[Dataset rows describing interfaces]
'''

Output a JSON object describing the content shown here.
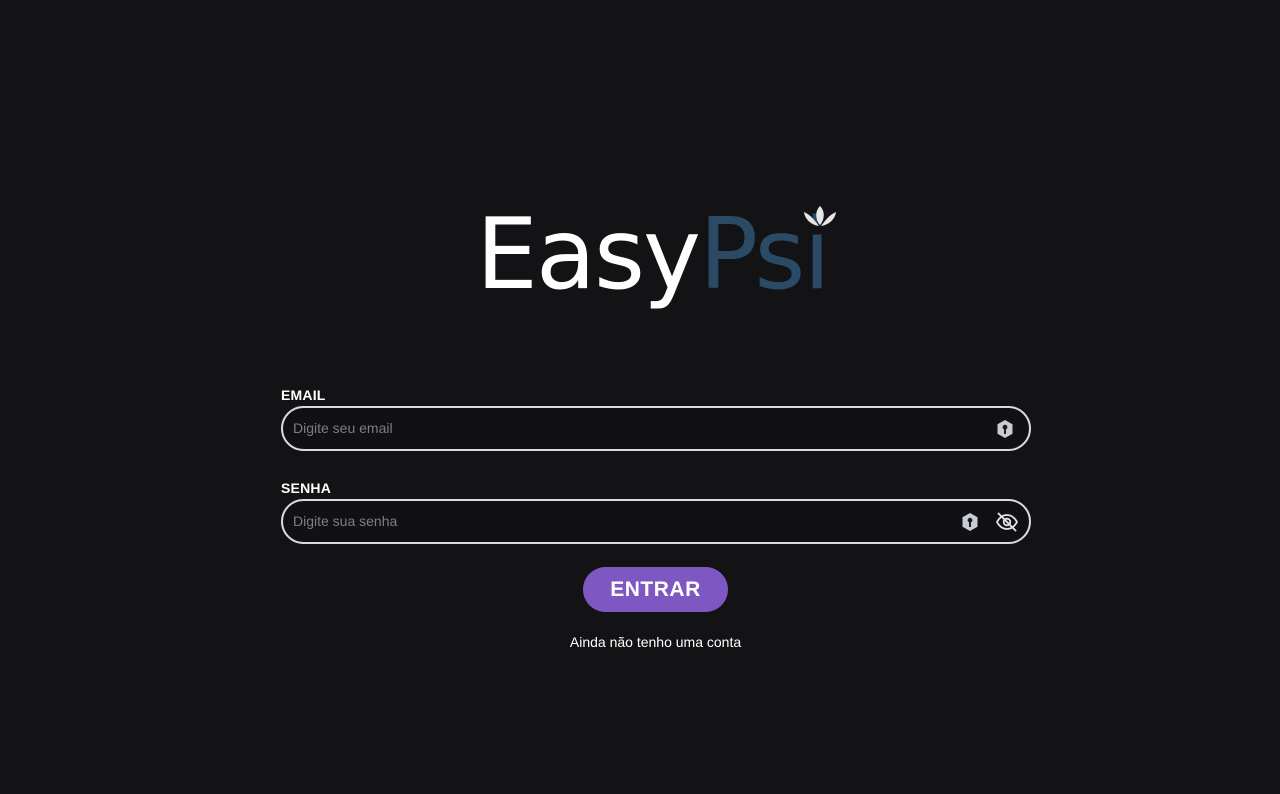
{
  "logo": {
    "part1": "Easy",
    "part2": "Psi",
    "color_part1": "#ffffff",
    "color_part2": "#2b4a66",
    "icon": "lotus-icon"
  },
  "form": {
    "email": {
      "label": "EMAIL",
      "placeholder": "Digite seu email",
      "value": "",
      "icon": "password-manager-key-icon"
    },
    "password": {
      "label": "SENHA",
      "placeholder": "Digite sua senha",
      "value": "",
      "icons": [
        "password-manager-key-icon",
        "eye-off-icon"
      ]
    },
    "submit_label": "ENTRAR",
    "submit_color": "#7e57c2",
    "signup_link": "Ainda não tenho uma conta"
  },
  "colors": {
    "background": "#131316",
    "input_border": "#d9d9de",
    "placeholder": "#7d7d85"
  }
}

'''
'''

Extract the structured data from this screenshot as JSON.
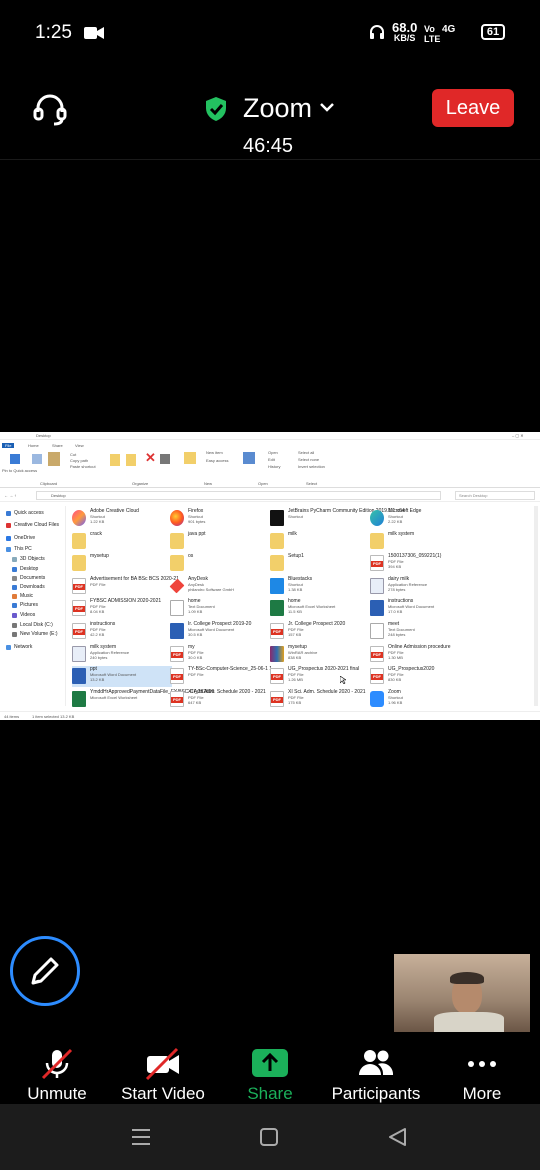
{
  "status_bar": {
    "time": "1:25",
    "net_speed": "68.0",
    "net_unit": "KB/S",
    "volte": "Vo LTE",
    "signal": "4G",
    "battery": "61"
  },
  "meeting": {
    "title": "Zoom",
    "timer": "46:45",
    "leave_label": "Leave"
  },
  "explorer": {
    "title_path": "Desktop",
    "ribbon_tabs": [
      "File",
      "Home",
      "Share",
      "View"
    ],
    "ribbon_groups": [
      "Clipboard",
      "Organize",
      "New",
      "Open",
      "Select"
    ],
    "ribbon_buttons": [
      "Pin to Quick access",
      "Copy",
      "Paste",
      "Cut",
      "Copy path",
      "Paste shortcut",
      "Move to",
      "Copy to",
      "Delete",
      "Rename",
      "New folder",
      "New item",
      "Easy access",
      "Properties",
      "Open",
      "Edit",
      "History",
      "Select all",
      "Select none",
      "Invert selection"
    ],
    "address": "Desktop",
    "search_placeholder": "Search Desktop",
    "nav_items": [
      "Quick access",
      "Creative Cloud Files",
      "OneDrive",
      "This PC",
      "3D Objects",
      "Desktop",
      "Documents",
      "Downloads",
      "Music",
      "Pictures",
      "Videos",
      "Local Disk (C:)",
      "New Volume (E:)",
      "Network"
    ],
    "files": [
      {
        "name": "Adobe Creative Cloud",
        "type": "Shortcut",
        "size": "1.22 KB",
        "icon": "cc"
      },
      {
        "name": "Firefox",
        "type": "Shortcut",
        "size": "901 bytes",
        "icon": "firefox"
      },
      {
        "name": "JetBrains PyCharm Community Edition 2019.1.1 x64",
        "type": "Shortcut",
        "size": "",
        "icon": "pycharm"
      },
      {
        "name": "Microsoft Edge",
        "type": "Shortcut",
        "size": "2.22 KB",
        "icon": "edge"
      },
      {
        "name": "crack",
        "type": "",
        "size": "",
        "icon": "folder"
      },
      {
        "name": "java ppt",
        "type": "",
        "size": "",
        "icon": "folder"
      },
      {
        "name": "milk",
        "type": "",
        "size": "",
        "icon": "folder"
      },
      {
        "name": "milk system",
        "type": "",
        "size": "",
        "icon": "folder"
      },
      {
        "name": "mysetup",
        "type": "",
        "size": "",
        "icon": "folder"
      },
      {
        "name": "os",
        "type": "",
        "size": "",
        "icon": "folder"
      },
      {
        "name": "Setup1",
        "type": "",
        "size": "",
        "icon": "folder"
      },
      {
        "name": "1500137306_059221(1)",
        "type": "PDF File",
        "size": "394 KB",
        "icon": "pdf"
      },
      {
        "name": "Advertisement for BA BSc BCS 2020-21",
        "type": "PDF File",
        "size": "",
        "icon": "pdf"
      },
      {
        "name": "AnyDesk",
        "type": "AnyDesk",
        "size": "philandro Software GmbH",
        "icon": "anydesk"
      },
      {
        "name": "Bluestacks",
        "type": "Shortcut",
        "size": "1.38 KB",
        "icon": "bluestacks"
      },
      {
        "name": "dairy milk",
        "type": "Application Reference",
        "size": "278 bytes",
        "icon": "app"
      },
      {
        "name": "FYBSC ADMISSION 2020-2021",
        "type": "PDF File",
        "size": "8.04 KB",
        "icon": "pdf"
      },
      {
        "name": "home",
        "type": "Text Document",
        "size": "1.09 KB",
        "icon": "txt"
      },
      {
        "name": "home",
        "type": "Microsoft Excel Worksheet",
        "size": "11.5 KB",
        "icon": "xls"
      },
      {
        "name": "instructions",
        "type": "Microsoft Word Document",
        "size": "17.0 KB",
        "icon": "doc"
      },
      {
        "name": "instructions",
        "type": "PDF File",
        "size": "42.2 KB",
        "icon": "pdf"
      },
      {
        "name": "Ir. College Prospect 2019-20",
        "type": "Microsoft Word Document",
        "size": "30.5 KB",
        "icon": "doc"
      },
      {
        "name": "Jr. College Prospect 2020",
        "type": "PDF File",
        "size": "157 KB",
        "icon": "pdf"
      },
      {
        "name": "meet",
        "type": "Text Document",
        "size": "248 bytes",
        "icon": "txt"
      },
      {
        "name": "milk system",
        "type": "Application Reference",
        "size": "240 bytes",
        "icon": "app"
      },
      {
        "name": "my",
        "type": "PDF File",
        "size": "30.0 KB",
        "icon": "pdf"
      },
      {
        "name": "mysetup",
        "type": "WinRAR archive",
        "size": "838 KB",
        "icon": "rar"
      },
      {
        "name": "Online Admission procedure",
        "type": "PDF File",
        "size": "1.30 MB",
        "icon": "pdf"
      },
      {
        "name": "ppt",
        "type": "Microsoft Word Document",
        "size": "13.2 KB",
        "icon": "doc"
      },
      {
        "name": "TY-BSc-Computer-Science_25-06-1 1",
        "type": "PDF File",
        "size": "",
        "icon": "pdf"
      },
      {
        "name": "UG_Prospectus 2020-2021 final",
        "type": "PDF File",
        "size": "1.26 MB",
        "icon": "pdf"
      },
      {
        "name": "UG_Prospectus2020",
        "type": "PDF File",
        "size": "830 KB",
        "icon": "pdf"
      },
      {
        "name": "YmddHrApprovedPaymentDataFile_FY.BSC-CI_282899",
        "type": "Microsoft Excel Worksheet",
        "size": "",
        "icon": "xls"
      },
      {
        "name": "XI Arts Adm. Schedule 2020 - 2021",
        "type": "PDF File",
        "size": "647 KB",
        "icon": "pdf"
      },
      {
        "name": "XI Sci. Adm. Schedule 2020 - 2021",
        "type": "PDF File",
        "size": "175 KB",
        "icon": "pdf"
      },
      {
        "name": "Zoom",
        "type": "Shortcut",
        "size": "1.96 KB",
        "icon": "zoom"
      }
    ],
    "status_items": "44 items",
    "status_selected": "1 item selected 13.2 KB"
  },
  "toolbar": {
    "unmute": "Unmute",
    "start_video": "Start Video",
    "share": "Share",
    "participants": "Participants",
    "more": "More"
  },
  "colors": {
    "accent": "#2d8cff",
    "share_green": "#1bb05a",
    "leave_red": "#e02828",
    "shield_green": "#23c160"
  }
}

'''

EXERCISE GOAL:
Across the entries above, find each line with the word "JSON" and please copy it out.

WRITTEN ANSWER:
Output a JSON object describing the content shown here.
Extract the structured data from this screenshot as JSON.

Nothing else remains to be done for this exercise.